Inspired by Amy at Lucy’s Football, I looked at searches that led readers to this blog. And oh boy, I had no idea what you all were looking for! My blog doesn’t get nearly as much traffic as hers, so I pulled up everything from the life of this blog—say, this spring when I transitioned to WordPress: Continue reading
It could be verse: Life after smackdown
I marvel at how the reed canary grass—taller than a man on a tractor—has been flattened in the field behind the house by something as simple as snow. Last summer the nibblesome sheep couldn’t east it fast enough, and the John Deere, then the borrowed Kubota couldn’t hinder it; it bristled through late autumn storms. But winter, the ultimate smackdown, took it back to the mat, or mud rather. Glover poet Burt Porter reports on what’s left, the look of the landscape after winter’s recession in his poem, ‘April First,’ from his book A Spiral Wind. In this two- stanza poem (“stanza” is the Italian word for “room”), Mr. Porter describes his finding in rhyming lines of iambic. “Iamb” is the Latin word for “foot,” and if you read this poem aloud, you’ll find the rhythm of its syllables nearly matches your own heel-toe, heel-toe (soft-hard) footsteps. Imagine Mr. Porter, who also plays the fiddle, whittling a tune to these lyrics of leaving the room of “the dank bleared ground” and promenading into a field of dandelions “like twenty thousand suns”!
April First by Burt Porter
Now as we watch the snow retreat
We estimate how many feet
Of brown and flattened April field
By melting snow has been revealed.
Dank, bleared ground, long in the dark
Beneath the drifts still bears the mark
Of tons of deep packed trodden snow—
So on this land the marks still show
Of massive glaciers, long ago.
Soon on this field the dandelions
Will glow like twenty thousand suns
And in a world of green and gold
We will forget the winter’s cold,
As in this world of gold and green
With blossoms like a May-day queen
We frolic in the time between
The last and next Pleistocene.
*column first appeared in the Barton Chronicle on April 15, 2009 and is reprinted with permission.
Julia Shipley is one of three newspaper columnists in the United States writing about poetry. Her column, It could be verse has appeared monthly in the Barton Chronicle for five years, showcasing the poetry of more than 50 Vermont writers. In May she will present, ”The News from Poems,” a talk on Contemporary Vermont Poetry as part of the Osher Life Long Learning Institute lecture series in Newport, Vt. Her own poems have appeared in Hunger Mountain, Gihon River Review, Bloodroot, Rivendell and elsewhere. Her chapbook Herd was published by Sheltering Pines Press. For more information please go to: www.writingonthefarm.com

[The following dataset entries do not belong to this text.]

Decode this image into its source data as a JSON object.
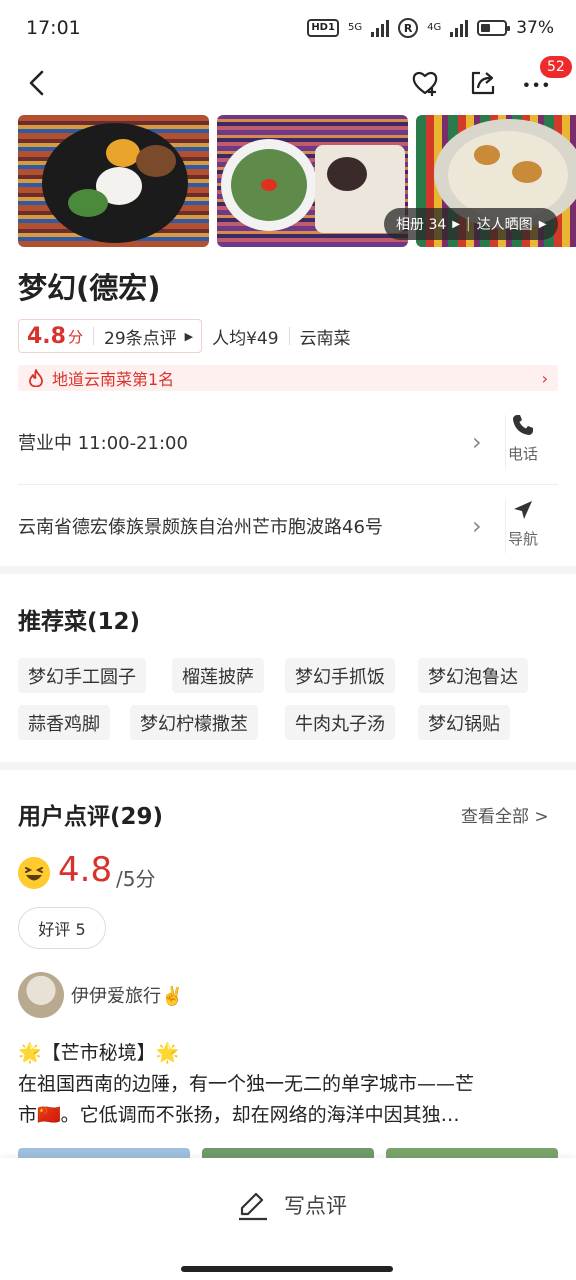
{
  "status_bar": {
    "time": "17:01",
    "hd": "HD1",
    "net1": "5G",
    "net2": "4G",
    "r": "R",
    "battery": "37%"
  },
  "nav": {
    "back_icon": "chevron-left-icon",
    "fav_icon": "heart-plus-icon",
    "share_icon": "share-icon",
    "more_icon": "more-dots-icon",
    "badge": "52"
  },
  "photos": {
    "album_label": "相册 34",
    "talent_label": "达人晒图"
  },
  "shop": {
    "name": "梦幻(德宏)",
    "rating": "4.8",
    "rating_unit": "分",
    "reviews_count": "29条点评",
    "avg_price": "人均¥49",
    "category": "云南菜",
    "rank": "地道云南菜第1名",
    "hours": "营业中 11:00-21:00",
    "address": "云南省德宏傣族景颇族自治州芒市胞波路46号",
    "phone_label": "电话",
    "nav_label": "导航"
  },
  "recommended": {
    "title": "推荐菜(12)",
    "dishes": [
      "梦幻手工圆子",
      "榴莲披萨",
      "梦幻手抓饭",
      "梦幻泡鲁达",
      "蒜香鸡脚",
      "梦幻柠檬撒苤",
      "牛肉丸子汤",
      "梦幻锅贴"
    ]
  },
  "reviews": {
    "title": "用户点评(29)",
    "see_all": "查看全部 >",
    "score": "4.8",
    "score_unit": "/5分",
    "good_tag": "好评 5",
    "user": "伊伊爱旅行✌️",
    "line1": "🌟【芒市秘境】🌟",
    "line2": "在祖国西南的边陲，有一个独一无二的单字城市——芒",
    "line3": "市🇨🇳。它低调而不张扬，却在网络的海洋中因其独…"
  },
  "bottom": {
    "write_label": "写点评"
  },
  "colors": {
    "accent": "#d8332b",
    "badge": "#ef2a2a",
    "tag_bg": "#f4f4f4",
    "rank_bg": "#fff0f0"
  }
}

Note: Burt Porter will be featured in Vermont Humanities Council‘s event Making Poetry Memorable Through Music, hosted by The Kellogg-Hubbard Libary, Montpelier Alive, and Vermont History Museum on Tuesday, April 12th at 2 p.m. at the Vermont History Museum on State Street, Montpelier.
This program is a part of POETRY Alive! 2011, a joint presentation of The Kellogg-Hubbard Library and Montpelier Alive that is supported in part by the Vermont Humanities Council and the National Endowment for the Humanities.